Paradise around the corner
Who would ever think that a rice field could be a tourist attraction? The late Antonio Mercado apparently did when he began building the Los Baños Forest Club at Bay, Laguna in the nineties.
The place is located between barangays Puypuy and Masaya in Bay, Laguna, about two hours drive from Metro Manila. Despite its proximity to the city, this pocket paradise has been a well-kept secret for years, just like Laguna’s other concealed wonder, the Hidden Valley in Alaminos.
“My father was advised to take it easy after a quintuple bypass so he transformed this patch of rice field into a place where he can retreat and rest,” recalled Robbi Mercado, Antonio’s son and managing director of ARM Holding Inc., of which the Forest Club is a division. But as most good secrets go, this one couldn’t stay hush-hush for long.
Today, the club is open as a venue for corporate seminars and spiritual retreats.
Undoubtedly, the best feature of this two-and-a-half hectare club is the awesome sight of the Calauan mountain range. If the day is bright enough, visitors can even get a glimpse of Mount Banahaw. The sight of mountains soothes the weary soul.
Close to the entrance are recreation facilities such as a swimming pool that uses water from the hot springs. A two-story conference hall is intended for groups doing team-building activities.

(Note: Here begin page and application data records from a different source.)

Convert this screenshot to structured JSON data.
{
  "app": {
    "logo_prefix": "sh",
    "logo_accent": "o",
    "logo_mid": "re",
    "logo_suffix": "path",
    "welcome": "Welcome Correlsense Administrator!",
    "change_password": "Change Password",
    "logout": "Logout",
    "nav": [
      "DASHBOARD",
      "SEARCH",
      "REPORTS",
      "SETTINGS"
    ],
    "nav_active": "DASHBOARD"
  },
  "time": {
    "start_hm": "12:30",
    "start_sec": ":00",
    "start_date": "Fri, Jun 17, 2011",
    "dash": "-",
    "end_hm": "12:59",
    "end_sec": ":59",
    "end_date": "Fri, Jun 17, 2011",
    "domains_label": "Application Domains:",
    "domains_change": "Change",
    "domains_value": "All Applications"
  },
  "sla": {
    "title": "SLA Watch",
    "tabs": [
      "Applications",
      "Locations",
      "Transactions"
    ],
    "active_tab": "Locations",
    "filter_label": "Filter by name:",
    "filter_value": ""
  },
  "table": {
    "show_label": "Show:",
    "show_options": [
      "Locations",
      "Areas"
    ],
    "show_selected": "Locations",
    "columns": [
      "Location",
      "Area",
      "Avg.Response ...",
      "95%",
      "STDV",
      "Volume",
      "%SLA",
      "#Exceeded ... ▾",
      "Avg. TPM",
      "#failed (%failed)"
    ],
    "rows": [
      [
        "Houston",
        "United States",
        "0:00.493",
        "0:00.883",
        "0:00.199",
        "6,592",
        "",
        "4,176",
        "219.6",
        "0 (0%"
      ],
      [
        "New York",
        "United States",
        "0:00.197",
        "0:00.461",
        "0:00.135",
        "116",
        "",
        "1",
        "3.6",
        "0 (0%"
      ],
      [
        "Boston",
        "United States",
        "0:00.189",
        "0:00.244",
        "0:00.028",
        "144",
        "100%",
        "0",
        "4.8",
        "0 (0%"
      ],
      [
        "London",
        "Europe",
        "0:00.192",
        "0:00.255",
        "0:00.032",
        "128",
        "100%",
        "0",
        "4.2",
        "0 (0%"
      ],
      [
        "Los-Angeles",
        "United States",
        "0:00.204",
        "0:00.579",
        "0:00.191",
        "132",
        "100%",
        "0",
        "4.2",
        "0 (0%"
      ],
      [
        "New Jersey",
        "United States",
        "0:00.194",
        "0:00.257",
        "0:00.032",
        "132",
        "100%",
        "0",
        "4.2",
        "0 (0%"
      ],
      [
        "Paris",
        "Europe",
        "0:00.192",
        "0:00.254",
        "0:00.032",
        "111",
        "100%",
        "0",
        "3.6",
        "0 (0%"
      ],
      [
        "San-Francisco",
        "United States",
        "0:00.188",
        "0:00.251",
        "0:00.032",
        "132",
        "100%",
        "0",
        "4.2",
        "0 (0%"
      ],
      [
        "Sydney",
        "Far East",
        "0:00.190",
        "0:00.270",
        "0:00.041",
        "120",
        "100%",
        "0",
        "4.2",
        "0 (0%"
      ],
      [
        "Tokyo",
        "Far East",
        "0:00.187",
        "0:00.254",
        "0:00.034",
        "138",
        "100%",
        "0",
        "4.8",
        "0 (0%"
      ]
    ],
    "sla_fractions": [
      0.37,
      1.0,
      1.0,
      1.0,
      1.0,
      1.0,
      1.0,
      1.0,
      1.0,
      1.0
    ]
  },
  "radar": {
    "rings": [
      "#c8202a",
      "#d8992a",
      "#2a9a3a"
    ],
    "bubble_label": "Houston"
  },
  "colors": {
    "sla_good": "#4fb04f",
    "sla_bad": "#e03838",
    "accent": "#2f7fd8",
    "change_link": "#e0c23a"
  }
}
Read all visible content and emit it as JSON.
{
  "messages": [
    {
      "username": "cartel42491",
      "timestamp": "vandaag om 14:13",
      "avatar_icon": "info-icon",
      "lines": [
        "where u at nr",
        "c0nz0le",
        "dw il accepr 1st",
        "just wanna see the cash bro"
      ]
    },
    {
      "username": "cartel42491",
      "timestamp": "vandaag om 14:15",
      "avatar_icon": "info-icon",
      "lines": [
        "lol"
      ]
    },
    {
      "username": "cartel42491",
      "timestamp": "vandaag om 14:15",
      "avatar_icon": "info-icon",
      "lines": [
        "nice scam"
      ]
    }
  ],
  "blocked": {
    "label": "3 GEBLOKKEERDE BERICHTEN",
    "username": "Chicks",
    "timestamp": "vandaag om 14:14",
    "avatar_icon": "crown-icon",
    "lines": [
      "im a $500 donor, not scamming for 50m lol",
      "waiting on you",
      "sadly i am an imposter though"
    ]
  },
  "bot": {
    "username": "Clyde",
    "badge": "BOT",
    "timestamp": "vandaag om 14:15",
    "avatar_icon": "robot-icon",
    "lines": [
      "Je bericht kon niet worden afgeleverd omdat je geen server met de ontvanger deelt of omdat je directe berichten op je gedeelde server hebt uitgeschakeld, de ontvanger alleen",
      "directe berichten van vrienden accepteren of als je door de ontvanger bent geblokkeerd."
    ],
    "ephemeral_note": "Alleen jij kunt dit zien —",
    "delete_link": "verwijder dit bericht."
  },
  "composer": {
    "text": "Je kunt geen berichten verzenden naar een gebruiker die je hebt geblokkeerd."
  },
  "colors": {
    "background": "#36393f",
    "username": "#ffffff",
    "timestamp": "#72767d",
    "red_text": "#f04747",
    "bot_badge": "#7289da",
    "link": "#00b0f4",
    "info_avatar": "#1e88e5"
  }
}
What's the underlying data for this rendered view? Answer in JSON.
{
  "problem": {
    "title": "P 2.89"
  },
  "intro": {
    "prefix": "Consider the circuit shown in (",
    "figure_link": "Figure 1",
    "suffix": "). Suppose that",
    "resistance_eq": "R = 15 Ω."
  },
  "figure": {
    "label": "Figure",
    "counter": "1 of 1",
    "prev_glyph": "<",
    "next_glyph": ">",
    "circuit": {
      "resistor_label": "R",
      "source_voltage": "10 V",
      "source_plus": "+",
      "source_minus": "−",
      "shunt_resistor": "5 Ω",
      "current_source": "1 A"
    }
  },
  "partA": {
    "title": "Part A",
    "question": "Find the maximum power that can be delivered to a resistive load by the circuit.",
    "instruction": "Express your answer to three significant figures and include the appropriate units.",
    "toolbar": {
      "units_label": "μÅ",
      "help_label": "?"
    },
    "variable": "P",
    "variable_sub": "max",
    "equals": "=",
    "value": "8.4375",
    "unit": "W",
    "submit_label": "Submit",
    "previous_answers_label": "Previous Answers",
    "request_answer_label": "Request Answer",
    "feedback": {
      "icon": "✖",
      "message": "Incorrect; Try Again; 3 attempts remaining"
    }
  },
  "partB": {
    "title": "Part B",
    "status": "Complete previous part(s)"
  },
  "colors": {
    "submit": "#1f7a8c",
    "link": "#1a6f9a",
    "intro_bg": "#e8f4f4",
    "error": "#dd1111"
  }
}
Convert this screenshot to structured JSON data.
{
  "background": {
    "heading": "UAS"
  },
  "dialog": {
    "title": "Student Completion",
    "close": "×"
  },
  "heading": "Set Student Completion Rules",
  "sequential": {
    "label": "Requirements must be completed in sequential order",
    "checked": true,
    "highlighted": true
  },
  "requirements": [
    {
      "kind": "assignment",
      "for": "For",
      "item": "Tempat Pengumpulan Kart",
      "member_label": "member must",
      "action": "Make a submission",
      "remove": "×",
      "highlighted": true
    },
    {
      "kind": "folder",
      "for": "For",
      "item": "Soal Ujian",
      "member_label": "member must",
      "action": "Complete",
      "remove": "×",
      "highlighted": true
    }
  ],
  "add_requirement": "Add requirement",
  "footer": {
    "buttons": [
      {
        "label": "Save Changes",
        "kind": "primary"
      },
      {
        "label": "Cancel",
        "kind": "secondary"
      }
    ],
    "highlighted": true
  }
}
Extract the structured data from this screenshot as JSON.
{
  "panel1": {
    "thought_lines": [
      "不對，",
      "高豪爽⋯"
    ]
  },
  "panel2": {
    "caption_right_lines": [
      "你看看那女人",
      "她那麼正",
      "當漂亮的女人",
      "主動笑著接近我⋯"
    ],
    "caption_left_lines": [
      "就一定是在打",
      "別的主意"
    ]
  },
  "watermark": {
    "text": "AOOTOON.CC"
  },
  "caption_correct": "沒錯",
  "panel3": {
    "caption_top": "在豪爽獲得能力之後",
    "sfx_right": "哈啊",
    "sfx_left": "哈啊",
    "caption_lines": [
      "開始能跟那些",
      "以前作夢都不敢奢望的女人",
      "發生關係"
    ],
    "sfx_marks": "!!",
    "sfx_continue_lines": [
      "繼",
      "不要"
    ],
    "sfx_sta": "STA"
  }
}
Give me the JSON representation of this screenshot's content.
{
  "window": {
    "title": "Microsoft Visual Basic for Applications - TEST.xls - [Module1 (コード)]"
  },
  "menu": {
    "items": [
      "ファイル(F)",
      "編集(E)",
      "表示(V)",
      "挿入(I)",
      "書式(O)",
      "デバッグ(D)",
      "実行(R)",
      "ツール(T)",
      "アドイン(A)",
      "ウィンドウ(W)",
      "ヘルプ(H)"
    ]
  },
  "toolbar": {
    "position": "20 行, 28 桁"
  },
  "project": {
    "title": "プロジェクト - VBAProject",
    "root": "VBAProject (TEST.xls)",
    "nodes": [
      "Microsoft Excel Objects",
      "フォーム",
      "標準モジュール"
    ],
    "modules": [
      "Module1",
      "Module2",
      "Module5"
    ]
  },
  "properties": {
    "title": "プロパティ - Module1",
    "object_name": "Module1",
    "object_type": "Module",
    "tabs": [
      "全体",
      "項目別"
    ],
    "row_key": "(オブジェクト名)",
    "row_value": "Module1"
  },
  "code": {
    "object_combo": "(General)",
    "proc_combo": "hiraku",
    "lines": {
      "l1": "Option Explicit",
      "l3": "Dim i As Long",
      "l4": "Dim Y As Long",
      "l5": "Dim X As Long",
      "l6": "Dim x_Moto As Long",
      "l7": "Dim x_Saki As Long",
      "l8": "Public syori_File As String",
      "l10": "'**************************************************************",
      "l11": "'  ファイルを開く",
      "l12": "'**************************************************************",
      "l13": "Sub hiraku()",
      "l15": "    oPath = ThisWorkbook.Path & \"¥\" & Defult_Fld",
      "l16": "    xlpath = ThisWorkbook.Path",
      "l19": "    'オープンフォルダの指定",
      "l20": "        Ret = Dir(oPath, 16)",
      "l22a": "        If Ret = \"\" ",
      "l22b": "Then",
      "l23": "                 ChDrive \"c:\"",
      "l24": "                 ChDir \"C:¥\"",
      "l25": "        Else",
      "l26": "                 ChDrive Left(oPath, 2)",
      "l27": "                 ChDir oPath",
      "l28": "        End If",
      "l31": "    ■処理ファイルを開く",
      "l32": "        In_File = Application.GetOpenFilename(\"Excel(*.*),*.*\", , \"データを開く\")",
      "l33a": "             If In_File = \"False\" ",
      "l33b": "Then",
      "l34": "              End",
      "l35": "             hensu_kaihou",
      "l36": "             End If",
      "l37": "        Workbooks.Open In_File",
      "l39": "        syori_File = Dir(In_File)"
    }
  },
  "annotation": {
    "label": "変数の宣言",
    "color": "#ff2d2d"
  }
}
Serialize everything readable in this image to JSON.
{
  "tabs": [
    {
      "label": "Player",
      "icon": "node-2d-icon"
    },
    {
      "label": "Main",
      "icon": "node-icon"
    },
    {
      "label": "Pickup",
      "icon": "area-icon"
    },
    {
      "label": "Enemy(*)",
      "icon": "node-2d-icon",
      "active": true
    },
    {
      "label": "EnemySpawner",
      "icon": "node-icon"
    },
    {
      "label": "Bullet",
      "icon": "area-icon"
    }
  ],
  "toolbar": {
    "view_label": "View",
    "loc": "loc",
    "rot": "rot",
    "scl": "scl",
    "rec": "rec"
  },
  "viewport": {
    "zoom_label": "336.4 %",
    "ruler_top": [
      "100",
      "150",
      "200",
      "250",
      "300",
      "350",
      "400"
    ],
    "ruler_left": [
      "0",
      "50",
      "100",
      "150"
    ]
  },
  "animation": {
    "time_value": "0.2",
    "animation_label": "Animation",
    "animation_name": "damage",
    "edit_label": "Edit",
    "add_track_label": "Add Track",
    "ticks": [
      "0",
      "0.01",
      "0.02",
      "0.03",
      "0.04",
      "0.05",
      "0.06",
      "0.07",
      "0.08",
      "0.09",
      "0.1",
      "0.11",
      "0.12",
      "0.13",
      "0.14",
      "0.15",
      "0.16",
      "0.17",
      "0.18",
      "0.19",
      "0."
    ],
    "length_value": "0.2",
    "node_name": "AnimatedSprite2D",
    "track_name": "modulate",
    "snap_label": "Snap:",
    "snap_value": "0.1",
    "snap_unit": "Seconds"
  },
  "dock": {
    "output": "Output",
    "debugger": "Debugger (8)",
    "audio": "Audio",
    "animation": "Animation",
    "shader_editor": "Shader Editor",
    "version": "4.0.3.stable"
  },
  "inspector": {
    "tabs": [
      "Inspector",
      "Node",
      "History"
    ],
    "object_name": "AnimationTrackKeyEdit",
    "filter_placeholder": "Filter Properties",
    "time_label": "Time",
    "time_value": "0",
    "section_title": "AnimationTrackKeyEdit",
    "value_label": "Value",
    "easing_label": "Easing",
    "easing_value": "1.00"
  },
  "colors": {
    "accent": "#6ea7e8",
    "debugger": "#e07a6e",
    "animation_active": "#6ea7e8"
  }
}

There is also dining hall nearby that accommodates 100 people. With fare consisting of meat and mountains of vegetables during our visit, I did not hear any of the guests complaining.
Finally, less than 100 meters away are cottages where the balcony is conducive to meditation.
Before reaching the paddies, visitors can linger by the lagoon and open hut where they can view the sunrise and sunset, times when the spot can be most enchanting.
What remains of the rice paddies are today lined with walkways. Inspired by the Garden of Monet in Paris, the elderly Mercado covered the walkways with arched trellises and adorned them with gumamela flowers. What better way to enjoy the scenery than to stroll under it?
All around, the club teems with indigenous trees such as narra and palms, of which Antonio Mercado was fond. Some trees have been labeled to educate visitors.
Such thought to visitors are similarly given in privacy and space considerations. So if you think Laguna has nothing more to offer beyond the hot springs, check the Forest Club and change your mind.
(First published in Manila Times on January 14, 2005)